Back to the youngsters, with Sam Powell on the piano and Luci Prendergast singing - I was impressed by the number of talented local young men who can play the piano (and guitar), and some seriously good local young women singers.
Sam was followed at the piano by Thom, son of the MC, who had come up to play despite it being his 5th wedding anniversary. His wife Annis had planned to perform with him, but their small child was poorly, so she had stayed at home.

During the interval, there was a bar at the back, with Stuart the churchwarden asking people to stay inside the church with their drinks, because drinking outside in the churchyard wasn't covered by their licence. Stuart also mentioned, at the beginning of the concert, that it might be warm in the church now, but the heating system is on its last legs, and they would be very grateful if people leaving at the end could put some money in the jar by the door for new central heating. There were also snacks, and the inevitable raffle, with lots of prizes, one of which was won by Jack Keylock - who was the inspiration for the concert.

The second half began with Fred Hayward and George Keylock, on guitars. This may have been the first time a Lady GaGa song has been heard in St Mary's!
They were followed by Morgan Field, who had another bit of clever tech - she did something on her phone, pressed a button on one of the speakers, and had a backing track for her Welsh song.
Then Thea and Sam Harrhy came up - young Sam was playing an acoustic guitar, so needed to stand close to a low microphone while they sang so it could be heard.
Then Sheila Leighton came up and read a poem in praise of Hay-on-Wye, written by Phyllis Malone, who lived to be a hundred years old, and loved the area.
The finale was some very fine choral close harmony singing by the Black Lion Singers, a new group led by Roger Beetham (who appears to have been involved in music teaching in the area for many years - he mentioned meeting some of the younger performers when they were in infant school). One of the pieces they sang was South African - he attempted to say it was in the !Xhosa language (and the exclamation mark should be the other way up, to denote a click), and a South African lady in the front row corrected his pronunciation for him!

The choir was a wonderful end to the concert, but the best part was next, when Jack Keylock's father spoke on stage about his son being diagnosed with a brain tumour, and how much the Keith Leighton Fund had helped the family. Jack has just come back from five weeks in hospital in Birmingham, having surgery - his head is shaved, and there are several scars visible. Sheila Leighton came up on stage too (previously I'd only known her as the nice lady in the opticians) and said a few words about the Fund, which started when her husband had a brain tumour, thirty years ago, and has helped several local families since - there seem to be a lot of people who suffer from brain tumours in this area; no-one seems to know why.
Then Jack came up on stage with an enormous bunch of pink and white flowers for Sheila, to show his appreciation of all she had done for him, and he said a few words. He talked about the day that he got the diagnosis, and saw the devastation on his father's face, and.... "I can't swear in here!" he said. And then he went on to say that having the brain tumour has, he thinks, made him a better person, because he now wants to help other people.
But that wasn't the end of the concert. The end was a rousing rendition of Cwm Rhondda - The Welsh hymn, with all the congregation belting it out for all they were worth.
A great end to a great evening.

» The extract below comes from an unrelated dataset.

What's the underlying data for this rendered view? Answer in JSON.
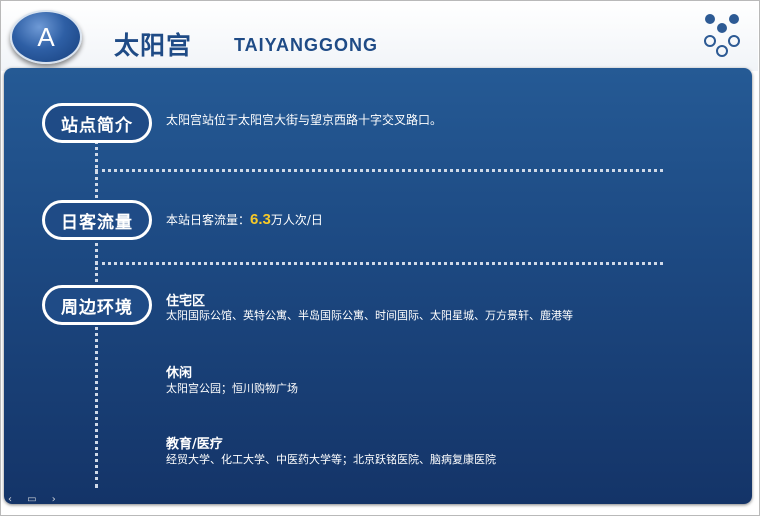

Anonymous said...

Typo alert Morgan not Malone

Eigon said...

Thanks! I thought I'd caught all the mistakes!